Activity: Lines where the string "JSON" appears are to be copied from the entries below.
Top of Records provided
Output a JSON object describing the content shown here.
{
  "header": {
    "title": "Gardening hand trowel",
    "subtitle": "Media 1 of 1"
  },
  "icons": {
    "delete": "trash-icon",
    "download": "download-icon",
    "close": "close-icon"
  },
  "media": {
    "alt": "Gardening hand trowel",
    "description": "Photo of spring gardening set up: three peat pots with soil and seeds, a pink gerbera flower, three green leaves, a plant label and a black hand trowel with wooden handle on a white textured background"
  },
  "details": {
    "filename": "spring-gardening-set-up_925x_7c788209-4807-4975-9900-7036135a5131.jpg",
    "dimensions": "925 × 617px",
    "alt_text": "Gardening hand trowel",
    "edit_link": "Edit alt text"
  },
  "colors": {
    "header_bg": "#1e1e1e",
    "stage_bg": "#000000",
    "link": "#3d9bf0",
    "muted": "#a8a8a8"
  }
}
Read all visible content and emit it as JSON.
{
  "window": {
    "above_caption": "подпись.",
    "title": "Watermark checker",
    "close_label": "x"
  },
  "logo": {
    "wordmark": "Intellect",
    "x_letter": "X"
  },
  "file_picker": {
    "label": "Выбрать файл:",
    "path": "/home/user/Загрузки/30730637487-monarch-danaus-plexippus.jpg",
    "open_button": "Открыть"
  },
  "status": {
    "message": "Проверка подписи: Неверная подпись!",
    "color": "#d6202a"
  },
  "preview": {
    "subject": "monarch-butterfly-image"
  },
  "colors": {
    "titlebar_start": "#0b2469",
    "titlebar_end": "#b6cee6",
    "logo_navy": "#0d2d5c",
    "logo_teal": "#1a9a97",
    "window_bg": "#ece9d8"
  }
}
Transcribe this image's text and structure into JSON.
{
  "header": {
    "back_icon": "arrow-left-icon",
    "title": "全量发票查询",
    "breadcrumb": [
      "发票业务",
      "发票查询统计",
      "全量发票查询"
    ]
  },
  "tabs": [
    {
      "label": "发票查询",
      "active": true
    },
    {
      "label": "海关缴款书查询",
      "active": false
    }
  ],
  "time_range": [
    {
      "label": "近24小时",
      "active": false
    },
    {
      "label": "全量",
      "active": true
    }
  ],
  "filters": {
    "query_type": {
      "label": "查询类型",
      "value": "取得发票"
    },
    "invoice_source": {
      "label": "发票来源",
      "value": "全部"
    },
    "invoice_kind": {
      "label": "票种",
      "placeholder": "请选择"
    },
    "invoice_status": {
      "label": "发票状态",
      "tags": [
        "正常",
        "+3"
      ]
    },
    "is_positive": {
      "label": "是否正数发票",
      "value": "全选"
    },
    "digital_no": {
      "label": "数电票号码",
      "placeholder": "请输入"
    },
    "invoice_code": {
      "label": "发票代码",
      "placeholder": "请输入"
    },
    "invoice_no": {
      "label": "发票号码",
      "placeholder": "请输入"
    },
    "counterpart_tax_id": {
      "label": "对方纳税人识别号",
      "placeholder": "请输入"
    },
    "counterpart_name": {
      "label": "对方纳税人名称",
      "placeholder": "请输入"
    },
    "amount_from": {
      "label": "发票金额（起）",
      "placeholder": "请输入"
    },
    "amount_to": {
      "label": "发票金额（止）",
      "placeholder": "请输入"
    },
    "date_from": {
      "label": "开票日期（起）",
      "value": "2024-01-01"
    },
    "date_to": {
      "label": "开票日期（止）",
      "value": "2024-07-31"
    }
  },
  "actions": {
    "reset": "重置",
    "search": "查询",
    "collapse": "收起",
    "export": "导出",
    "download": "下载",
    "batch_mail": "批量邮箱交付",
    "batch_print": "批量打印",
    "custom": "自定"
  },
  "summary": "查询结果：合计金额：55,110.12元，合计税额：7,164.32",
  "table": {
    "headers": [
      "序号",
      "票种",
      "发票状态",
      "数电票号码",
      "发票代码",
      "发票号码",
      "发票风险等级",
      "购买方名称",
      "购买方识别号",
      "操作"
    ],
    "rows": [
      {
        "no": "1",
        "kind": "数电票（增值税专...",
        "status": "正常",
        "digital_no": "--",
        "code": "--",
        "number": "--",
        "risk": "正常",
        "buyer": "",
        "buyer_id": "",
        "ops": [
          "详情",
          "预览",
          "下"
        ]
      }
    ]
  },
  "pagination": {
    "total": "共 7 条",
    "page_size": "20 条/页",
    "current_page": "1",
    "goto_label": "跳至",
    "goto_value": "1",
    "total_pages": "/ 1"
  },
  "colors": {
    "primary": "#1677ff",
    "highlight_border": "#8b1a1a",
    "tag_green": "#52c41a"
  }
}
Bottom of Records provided
Exercise answer:
Output a JSON object describing the content shown here.
Read all visible content and emit it as JSON.
Transcribe this image's text and structure into JSON.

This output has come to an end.